ASSIGNMENT
Word for word, reproduce the records, keeping none of the pictures.

** Opening MATERIAL PROVIDED block **

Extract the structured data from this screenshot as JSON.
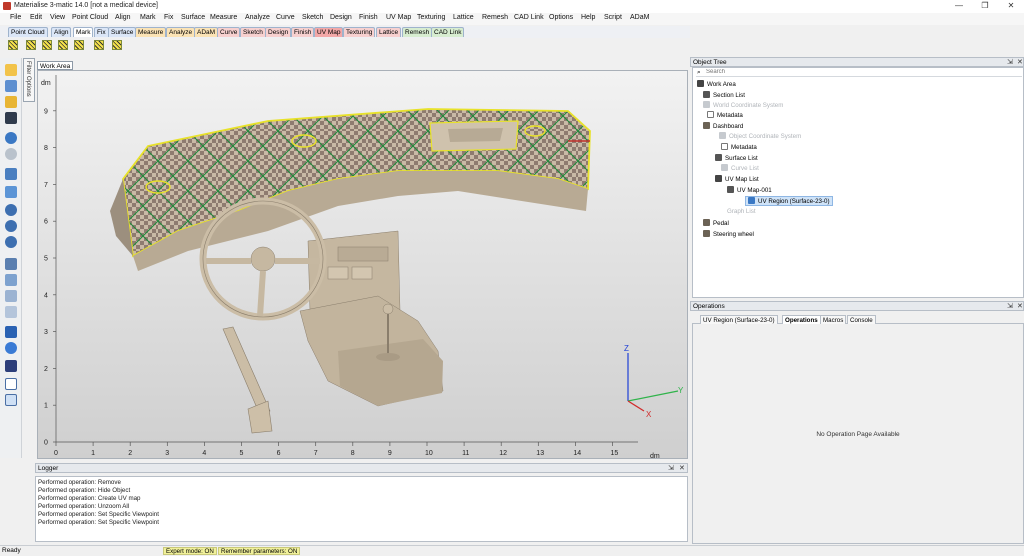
{
  "window": {
    "title": "Materialise 3-matic 14.0 [not a medical device]",
    "minimize": "—",
    "maximize": "❐",
    "close": "✕"
  },
  "menu": [
    "File",
    "Edit",
    "View",
    "Point Cloud",
    "Align",
    "Mark",
    "Fix",
    "Surface",
    "Measure",
    "Analyze",
    "Curve",
    "Sketch",
    "Design",
    "Finish",
    "UV Map",
    "Texturing",
    "Lattice",
    "Remesh",
    "CAD Link",
    "Options",
    "Help",
    "Script",
    "ADaM"
  ],
  "toolbar_tabs": [
    {
      "label": "Point Cloud",
      "color": "#dbe6f7"
    },
    {
      "label": "Align",
      "color": "#dbe6f7"
    },
    {
      "label": "Mark",
      "color": "#ffffff"
    },
    {
      "label": "Fix",
      "color": "#dbe6f7"
    },
    {
      "label": "Surface",
      "color": "#dbe6f7"
    },
    {
      "label": "Measure",
      "color": "#fbe3b5"
    },
    {
      "label": "Analyze",
      "color": "#fbe3b5"
    },
    {
      "label": "ADaM",
      "color": "#fbe3b5"
    },
    {
      "label": "Curve",
      "color": "#f7d0cf"
    },
    {
      "label": "Sketch",
      "color": "#f7d0cf"
    },
    {
      "label": "Design",
      "color": "#f7d0cf"
    },
    {
      "label": "Finish",
      "color": "#f7d0cf"
    },
    {
      "label": "UV Map",
      "color": "#f3a8a8"
    },
    {
      "label": "Texturing",
      "color": "#f7d0cf"
    },
    {
      "label": "Lattice",
      "color": "#f7d0cf"
    },
    {
      "label": "Remesh",
      "color": "#d7edd0"
    },
    {
      "label": "CAD Link",
      "color": "#d7edd0"
    }
  ],
  "left_toolbar_icons": [
    "open-file-icon",
    "save-icon",
    "folder-icon",
    "save-project-icon",
    "undo-icon",
    "redo-icon",
    "navigate-icon",
    "rotate-icon",
    "zoom-in-icon",
    "zoom-window-icon",
    "zoom-out-icon",
    "view-front-icon",
    "view-iso-icon",
    "view-top-icon",
    "view-side-icon",
    "shaded-cube-icon",
    "sphere-icon",
    "render-mode-icon",
    "axis-icon",
    "grid-toggle-icon"
  ],
  "filter_options_label": "Filter Options",
  "work_area": {
    "tab_label": "Work Area",
    "axis_unit_y": "dm",
    "axis_unit_x": "dm",
    "y_ticks": [
      "0",
      "1",
      "2",
      "3",
      "4",
      "5",
      "6",
      "7",
      "8",
      "9"
    ],
    "x_ticks": [
      "0",
      "1",
      "2",
      "3",
      "4",
      "5",
      "6",
      "7",
      "8",
      "9",
      "10",
      "11",
      "12",
      "13",
      "14",
      "15"
    ],
    "triad": {
      "z": "Z",
      "y": "Y",
      "x": "X"
    }
  },
  "logger": {
    "title": "Logger",
    "lines": [
      "Performed operation: Remove",
      "Performed operation: Hide Object",
      "Performed operation: Create UV map",
      "Performed operation: Unzoom All",
      "Performed operation: Set Specific Viewpoint",
      "Performed operation: Set Specific Viewpoint"
    ]
  },
  "object_tree": {
    "title": "Object Tree",
    "search_placeholder": "Search",
    "rows": [
      {
        "label": "Work Area",
        "depth": 0,
        "dim": false
      },
      {
        "label": "Section List",
        "depth": 1,
        "dim": false
      },
      {
        "label": "World Coordinate System",
        "depth": 1,
        "dim": true
      },
      {
        "label": "Metadata",
        "depth": 1,
        "dim": false
      },
      {
        "label": "Dashboard",
        "depth": 1,
        "dim": false
      },
      {
        "label": "Object Coordinate System",
        "depth": 2,
        "dim": true
      },
      {
        "label": "Metadata",
        "depth": 2,
        "dim": false
      },
      {
        "label": "Surface List",
        "depth": 2,
        "dim": false
      },
      {
        "label": "Curve List",
        "depth": 2,
        "dim": true
      },
      {
        "label": "UV Map List",
        "depth": 2,
        "dim": false
      },
      {
        "label": "UV Map-001",
        "depth": 3,
        "dim": false
      },
      {
        "label": "UV Region (Surface-23-0)",
        "depth": 4,
        "dim": false,
        "selected": true
      },
      {
        "label": "Graph List",
        "depth": 2,
        "dim": true
      },
      {
        "label": "Pedal",
        "depth": 1,
        "dim": false
      },
      {
        "label": "Steering wheel",
        "depth": 1,
        "dim": false
      }
    ]
  },
  "operations": {
    "title": "Operations",
    "tabs": [
      "UV Region (Surface-23-0)",
      "Operations",
      "Macros",
      "Console"
    ],
    "active_tab": "Operations",
    "empty_message": "No Operation Page Available"
  },
  "status": {
    "ready": "Ready",
    "expert_mode": "Expert mode: ON",
    "remember_params": "Remember parameters: ON"
  },
  "panel_buttons": {
    "pin": "⇲",
    "close": "✕"
  }
}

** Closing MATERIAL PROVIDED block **

SOLUTION TO THIS EXERCISE
Extract the structured data from this screenshot as JSON.
{
  "window": {
    "title": "Materialise 3-matic 14.0 [not a medical device]",
    "minimize": "—",
    "maximize": "❐",
    "close": "✕"
  },
  "menu": [
    "File",
    "Edit",
    "View",
    "Point Cloud",
    "Align",
    "Mark",
    "Fix",
    "Surface",
    "Measure",
    "Analyze",
    "Curve",
    "Sketch",
    "Design",
    "Finish",
    "UV Map",
    "Texturing",
    "Lattice",
    "Remesh",
    "CAD Link",
    "Options",
    "Help",
    "Script",
    "ADaM"
  ],
  "toolbar_tabs": [
    {
      "label": "Point Cloud",
      "color": "#dbe6f7"
    },
    {
      "label": "Align",
      "color": "#dbe6f7"
    },
    {
      "label": "Mark",
      "color": "#ffffff"
    },
    {
      "label": "Fix",
      "color": "#dbe6f7"
    },
    {
      "label": "Surface",
      "color": "#dbe6f7"
    },
    {
      "label": "Measure",
      "color": "#fbe3b5"
    },
    {
      "label": "Analyze",
      "color": "#fbe3b5"
    },
    {
      "label": "ADaM",
      "color": "#fbe3b5"
    },
    {
      "label": "Curve",
      "color": "#f7d0cf"
    },
    {
      "label": "Sketch",
      "color": "#f7d0cf"
    },
    {
      "label": "Design",
      "color": "#f7d0cf"
    },
    {
      "label": "Finish",
      "color": "#f7d0cf"
    },
    {
      "label": "UV Map",
      "color": "#f3a8a8"
    },
    {
      "label": "Texturing",
      "color": "#f7d0cf"
    },
    {
      "label": "Lattice",
      "color": "#f7d0cf"
    },
    {
      "label": "Remesh",
      "color": "#d7edd0"
    },
    {
      "label": "CAD Link",
      "color": "#d7edd0"
    }
  ],
  "left_toolbar_icons": [
    "open-file-icon",
    "save-icon",
    "folder-icon",
    "save-project-icon",
    "undo-icon",
    "redo-icon",
    "navigate-icon",
    "rotate-icon",
    "zoom-in-icon",
    "zoom-window-icon",
    "zoom-out-icon",
    "view-front-icon",
    "view-iso-icon",
    "view-top-icon",
    "view-side-icon",
    "shaded-cube-icon",
    "sphere-icon",
    "render-mode-icon",
    "axis-icon",
    "grid-toggle-icon"
  ],
  "filter_options_label": "Filter Options",
  "work_area": {
    "tab_label": "Work Area",
    "axis_unit_y": "dm",
    "axis_unit_x": "dm",
    "y_ticks": [
      "0",
      "1",
      "2",
      "3",
      "4",
      "5",
      "6",
      "7",
      "8",
      "9"
    ],
    "x_ticks": [
      "0",
      "1",
      "2",
      "3",
      "4",
      "5",
      "6",
      "7",
      "8",
      "9",
      "10",
      "11",
      "12",
      "13",
      "14",
      "15"
    ],
    "triad": {
      "z": "Z",
      "y": "Y",
      "x": "X"
    }
  },
  "logger": {
    "title": "Logger",
    "lines": [
      "Performed operation: Remove",
      "Performed operation: Hide Object",
      "Performed operation: Create UV map",
      "Performed operation: Unzoom All",
      "Performed operation: Set Specific Viewpoint",
      "Performed operation: Set Specific Viewpoint"
    ]
  },
  "object_tree": {
    "title": "Object Tree",
    "search_placeholder": "Search",
    "rows": [
      {
        "label": "Work Area",
        "depth": 0,
        "dim": false
      },
      {
        "label": "Section List",
        "depth": 1,
        "dim": false
      },
      {
        "label": "World Coordinate System",
        "depth": 1,
        "dim": true
      },
      {
        "label": "Metadata",
        "depth": 1,
        "dim": false
      },
      {
        "label": "Dashboard",
        "depth": 1,
        "dim": false
      },
      {
        "label": "Object Coordinate System",
        "depth": 2,
        "dim": true
      },
      {
        "label": "Metadata",
        "depth": 2,
        "dim": false
      },
      {
        "label": "Surface List",
        "depth": 2,
        "dim": false
      },
      {
        "label": "Curve List",
        "depth": 2,
        "dim": true
      },
      {
        "label": "UV Map List",
        "depth": 2,
        "dim": false
      },
      {
        "label": "UV Map-001",
        "depth": 3,
        "dim": false
      },
      {
        "label": "UV Region (Surface-23-0)",
        "depth": 4,
        "dim": false,
        "selected": true
      },
      {
        "label": "Graph List",
        "depth": 2,
        "dim": true
      },
      {
        "label": "Pedal",
        "depth": 1,
        "dim": false
      },
      {
        "label": "Steering wheel",
        "depth": 1,
        "dim": false
      }
    ]
  },
  "operations": {
    "title": "Operations",
    "tabs": [
      "UV Region (Surface-23-0)",
      "Operations",
      "Macros",
      "Console"
    ],
    "active_tab": "Operations",
    "empty_message": "No Operation Page Available"
  },
  "status": {
    "ready": "Ready",
    "expert_mode": "Expert mode: ON",
    "remember_params": "Remember parameters: ON"
  },
  "panel_buttons": {
    "pin": "⇲",
    "close": "✕"
  }
}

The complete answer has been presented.